Researchers Uncover Key Role for MicroRNA in Inflammatory Bowel Disease

An international team of researchers has discovered that a microRNA produced by certain white blood cells can prevent excessive inflammation in the intestine. The study, “Myeloid-derived miR-223 regulates intestinal inflammation via repression of the NLRP3 inflammasome,” which will be published May 9 in The Journal of Experimental Medicine, shows that synthetic versions of this microRNA can reduce intestinal inflammation in mice and suggests a new therapeutic approach to treating patients with Crohn’s disease or ulcerative colitis.

Inflammatory bowel disease (IBD), including Crohn’s disease and ulcerative colitis, affects almost 2 million people in the US. Although IBD is caused by a complex mix of genetic and environmental factors, it is thought to be initiated by an excessive immune response against bacteria in the gut. This immune response involves the recruitment of various white blood cells, such as neutrophils and monocytes, into the intestine and the activation of a protein complex in these cells known as the inflammasome. The inflammasome, in turn, activates the proinflammatory signaling molecules IL-1β and IL-18, which stimulate the further influx of white blood cells.

MicroRNAs are small RNA molecules that can bind and repress protein-coding messenger RNAs. An international team of researchers led by Eóin McNamee at the University of Colorado-Anschutz Medical Campus found that IBD patients showed increased levels of a microRNA called miR-223 during active bouts of inflammation. This microRNA was also elevated in laboratory mice with colitis.

miR-223 is produced by neutrophils and monocytes and has previously been shown to repress the messenger RNA encoding NLRP3, a key component of the inflammasome. McNamee and colleagues found that mice lacking miR-223 expressed higher levels of NLRP3, causing increased IL-1β production and enhanced susceptibility to intestinal inflammation.

In contrast, mice treated with lipid nanoparticles containing synthetic RNA molecules that mimic miR-223 showed lower levels of NLRP3 and IL-1β and were accordingly protected from experimentally induced colitis.

“Our study highlights the miR-223–NLRP3–IL-1β regulatory circuit as a critical component of intestinal inflammation,” McNamee says. “miR-223 serves to constrain the level of NLRP3 inflammasome activation and provides an early brake that limits excessive inflammation. Genetic or pharmacologic stabilization of miR-223 may hold promise as a future novel therapy for active flares in IBD.”

Study Finds Arthritis Drug Significantly Effective in Treating Crohn’s Disease

Researchers at University of California San Diego School of Medicine have shown that ustekinumab, a human antibody used to treat arthritis, significantly induces response and remission in patients with moderate to severe Crohn’s disease. Results of the clinical trial will appear in the November 16 issue of the New England Journal of Medicine.

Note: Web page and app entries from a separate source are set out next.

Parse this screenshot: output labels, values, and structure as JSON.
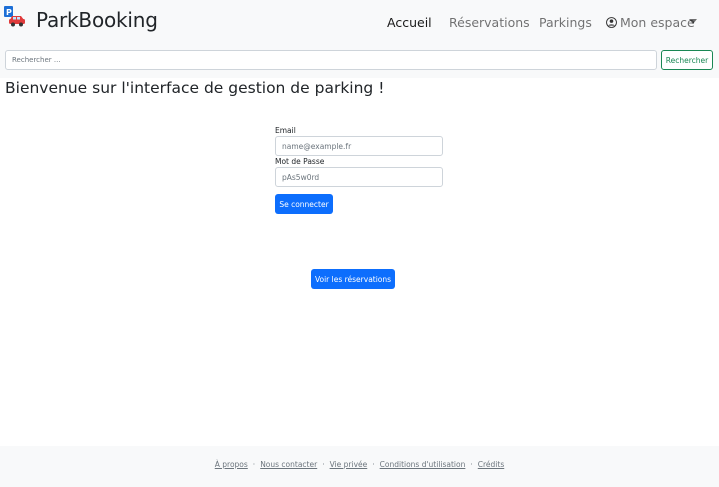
{
  "header": {
    "brand": "ParkBooking",
    "nav": [
      {
        "label": "Accueil",
        "active": true
      },
      {
        "label": "Réservations",
        "active": false
      },
      {
        "label": "Parkings",
        "active": false
      }
    ],
    "account_label": "Mon espace"
  },
  "search": {
    "placeholder": "Rechercher ...",
    "button_label": "Rechercher"
  },
  "main": {
    "title": "Bienvenue sur l'interface de gestion de parking !",
    "login": {
      "email_label": "Email",
      "email_placeholder": "name@example.fr",
      "password_label": "Mot de Passe",
      "password_placeholder": "pAs5w0rd",
      "submit_label": "Se connecter"
    },
    "reservations_button": "Voir les réservations"
  },
  "footer": {
    "links": [
      "À propos",
      "Nous contacter",
      "Vie privée",
      "Conditions d'utilisation",
      "Crédits"
    ],
    "separator": "·"
  },
  "colors": {
    "primary": "#0d6efd",
    "success": "#198754",
    "navbar_bg": "#f8f9fa"
  },
  "icons": {
    "logo": "parking-car-logo-icon",
    "account": "user-circle-icon",
    "dropdown": "caret-down-icon"
  }
}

“A high percentage of the patients in the study who had not responded to conventional therapies were in clinical remission after only a single dose of intravenous ustekinumab,” said William J. Sandborn, MD, professor of medicine at UC San Diego School of Medicine and director of the Inflammatory Bowel Disease Center at UC San Diego Health. “Finding effective new treatment options for this patient population is critical because Crohn’s disease can dramatically impact a person’s quality of life. Patients suffering from this disease may go to the bathroom up to 20 times a day and experience abdominal pain, ulcers and a reduced appetite.”

Crohn’s disease is a chronic inflammatory disease of the gastrointestinal tract that affects approximately 700,000 people in the United States. It can affect any part of the GI tract but it is more commonly found at the end of the small intestine (the ileum) where it joins the beginning of the large intestine (or colon). Crohn’s disease is usually treated with glucocorticoids, immunosuppressants, tumor necrosis factor (TNF) antagonists or integrin inhibitors.

“The drawbacks of these therapies include an increased risk of infection and cancer, and limited efficacy,” said Sandborn. “Ustekinumab has not been associated with an increased risk of serious adverse events.”

The rates of remission response in the randomized study at week six among patients receiving intravenous ustekinumab at a dose of either 130 mg or approximately 6 mg per kilogram were significantly higher than the rates among patients receiving a placebo. The study also found subcutaneous (injected) ustekinumab every 8 to 12 weeks maintained remission in patients.

“This study indicates that ustekinumab may have a long duration of action, a likelihood that may become better understood in future trials,” said Sandborn. “Our current findings offer hope for those suffering from this debilitating gastrointestinal tract disease.”

The Inflammatory Bowel Disease (IBD) Center at UC San Diego Health is dedicated to diagnosing and treating people with IBD from around the world. The center’s leadership in IBD medical research means patient access to clinical trials for the newest therapies and advanced surgical techniques for the treatment of this challenging condition. Care is provided by a multidisciplinary team of specialists in gastroenterology, endoscopy, oncology, surgery, transplantation and radiology.